When RMS released its New Zealand Earthquake High-Definition (HD) model in mid-2016, an important message was that the annual average loss (AAL) had increased by 30 percent. The ground-up, all-lines, countrywide AAL increased 30 percent relative to the previous version of the model released in 2007. An increase in loss came as no surprise after the Canterbury Earthquake Sequence of 2010/11 – see our New Zealand earthquake blogs.
The HD model was launched at two industry seminars in Wellington and Auckland and came with online documentation: some 44 pages of Understanding Changes in Results and 114 pages of model methodology, supplementary materials on our RMS OWL client portal and a team of modelers happy to talk about their work.
Faced with this information, one approach is to note that the New Zealand market is very consolidated so industry figures should be useful guides for actual portfolios. Let’s just use the old model and scale it by 30 percent. “She’ll be right”, as they like to say in New Zealand. But with two models being so different, this scaling-up would not make sense. Why are they so different?
Around 98 percent of residential homes in New Zealand have earthquake insurance. This remarkable achievement is due to a unique partnership between the New Zealand government Earthquake Commission (EQC) working together with the insurance industry. From its origins in 1945 as the Earthquake and War Damage Commission – renamed as the EQC in 1993, the Commission is supported by an Act of Parliament which sees the Crown as the insurer of first resort for earthquakes in New Zealand. The EQC provides the first layer of coverage for 1.84 million residential properties across the country, with the private market delivering cover over this initial layer.
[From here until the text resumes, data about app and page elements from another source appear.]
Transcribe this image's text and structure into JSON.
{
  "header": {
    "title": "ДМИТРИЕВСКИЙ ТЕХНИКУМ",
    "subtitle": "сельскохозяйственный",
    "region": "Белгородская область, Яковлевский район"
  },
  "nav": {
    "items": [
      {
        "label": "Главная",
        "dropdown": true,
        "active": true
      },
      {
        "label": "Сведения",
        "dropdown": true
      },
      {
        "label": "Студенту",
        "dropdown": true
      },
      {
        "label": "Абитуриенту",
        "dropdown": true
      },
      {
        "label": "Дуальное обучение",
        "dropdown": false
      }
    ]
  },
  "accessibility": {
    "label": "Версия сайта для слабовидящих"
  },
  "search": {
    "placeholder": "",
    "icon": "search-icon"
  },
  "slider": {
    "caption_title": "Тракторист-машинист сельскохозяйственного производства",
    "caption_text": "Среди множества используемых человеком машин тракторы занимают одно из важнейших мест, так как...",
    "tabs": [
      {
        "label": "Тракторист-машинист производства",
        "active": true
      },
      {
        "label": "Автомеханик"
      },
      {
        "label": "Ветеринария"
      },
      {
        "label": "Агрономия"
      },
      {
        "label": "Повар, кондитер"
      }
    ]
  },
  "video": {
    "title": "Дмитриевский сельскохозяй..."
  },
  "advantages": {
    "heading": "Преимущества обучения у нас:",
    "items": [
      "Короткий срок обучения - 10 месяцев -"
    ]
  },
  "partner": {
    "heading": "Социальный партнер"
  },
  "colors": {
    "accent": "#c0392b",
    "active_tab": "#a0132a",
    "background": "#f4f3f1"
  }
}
The EQC administers the New Zealand Natural Disaster Fund (NDF) which receives monies directly passed on by private insurers, from a flat rate levy imposed on all households who purchase a homeowner insurance policy. The EQC is also responsible for investing the fund and ensuring there is adequate reinsurance cover available.
The NDF has supported the country’s homeowners through a series of damaging events since the start of this decade, providing NZ$100,000 (US$67,332) of buildings and NZ$20,000 (US$13,466) of contents cover for each event. Before the Canterbury earthquakes in 2011-12, the NDF had NZ$6.4 billion (US$4.27 billion). By 2018, including payments for the Kaikoura earthquake in 2016, the NDF had just NZ$287 million (US$195 million) left and was perilously close to the NZ$200 million limit where the government is mandated to top up the fund.
There has always been a balance between cross-subsidy and property-specific, risk-based underwriting and pricing in insurance, particularly for homeowners’ policies. While an actuary can easily quantify differences in fire risk for houses constructed from wood versus concrete based on claims, this becomes much more difficult when the peril concerned is infrequent, such as for earthquake or flood. Clearly risk models help to bridge this gap, but facilitating a move from cross-subsidy to risk-based pricing is more complex than simply using risk analytics. Factors such as regulation, market conditions, distribution channels and insurer IT systems all determine whether individual insurers and markets will move towards greater differentiation of risk. This is not to mention the political dimension of insurance affordability and social equity.